Supervised quarantine may compromise psychological well-being. There is equivocal evidence regarding psychological distress in compulsory supervised quarantine facilities.
To evaluate the mental well-being of people undergoing and working in a supervised COVID-19 quarantine facility.
Mixed methodology was used, including a cross-sectional analysis of psychological distress (DASS-21) and individual semi-structured interviews (10 professionals maintaining quarantine and 10 quarantined persons).
Overall levels of psychological distress were low. Those quarantining from Victoria had significantly lower depression scores compared to all other departure points. Qualitative analysis identified distress being linked to a lack of control, isolation and miscommunication
Quarantine was associated with low levels of psychological distress. This was lower in people travelling from Victoria, a state where there were higher rates of infections and restrictions. Interviews showed that psychological distress was conceptualised as being associated with supervised quarantine, but participants recognised the overall importance of quarantine.
Implications for practice
Mental health professionals supporting quarantined people should consider original departure points may predict levels of psychological distress.

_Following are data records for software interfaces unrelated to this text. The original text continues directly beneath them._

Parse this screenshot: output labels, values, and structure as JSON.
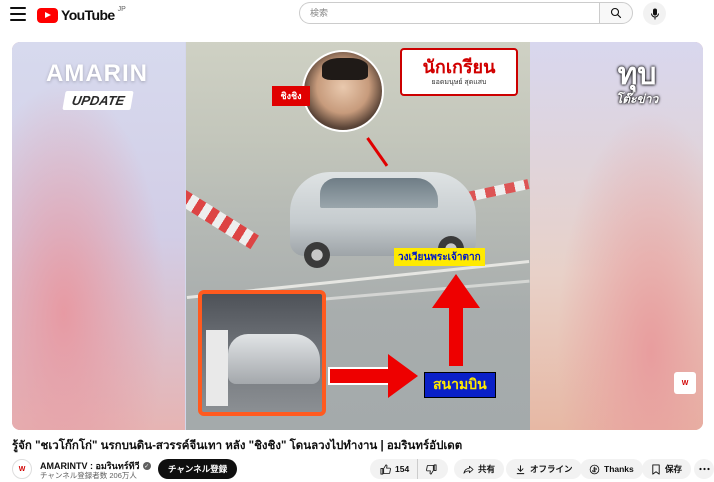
{
  "header": {
    "logo_text": "YouTube",
    "logo_region": "JP",
    "search_placeholder": "検索"
  },
  "player": {
    "brand_left": "AMARIN",
    "brand_update": "UPDATE",
    "brand_right_big": "ทุบ",
    "brand_right_small": "โต๊ะข่าว",
    "sign_title": "นักเกรียน",
    "sign_sub": "ยอดมนุษย์ สุดแสบ",
    "label_red": "ชิงชิง",
    "label_yellow": "วงเวียนพระเจ้าตาก",
    "label_blue": "สนามบิน",
    "watermark": "W"
  },
  "video": {
    "title": "รู้จัก \"ชเวโก๊กโก่\" นรกบนดิน-สวรรค์จีนเทา หลัง \"ชิงชิง\" โดนลวงไปทำงาน | อมรินทร์อัปเดต"
  },
  "channel": {
    "avatar_text": "W",
    "name": "AMARINTV : อมรินทร์ทีวี",
    "subscribers": "チャンネル登録者数 206万人",
    "subscribe_label": "チャンネル登録"
  },
  "actions": {
    "like_count": "154",
    "share_label": "共有",
    "offline_label": "オフライン",
    "thanks_label": "Thanks",
    "save_label": "保存"
  },
  "colors": {
    "brand_red": "#ff0000",
    "subscribe_bg": "#0f0f0f",
    "pill_bg": "#f2f2f2"
  },
  "icons": [
    "menu-icon",
    "youtube-logo-icon",
    "search-icon",
    "mic-icon",
    "verified-icon",
    "like-icon",
    "dislike-icon",
    "share-icon",
    "download-icon",
    "thanks-icon",
    "save-icon",
    "more-icon"
  ]
}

Implementing ways of gaining control through affording choice, improving communication channels and establishing peer support networks within quarantine settings may help maintain mental well-being.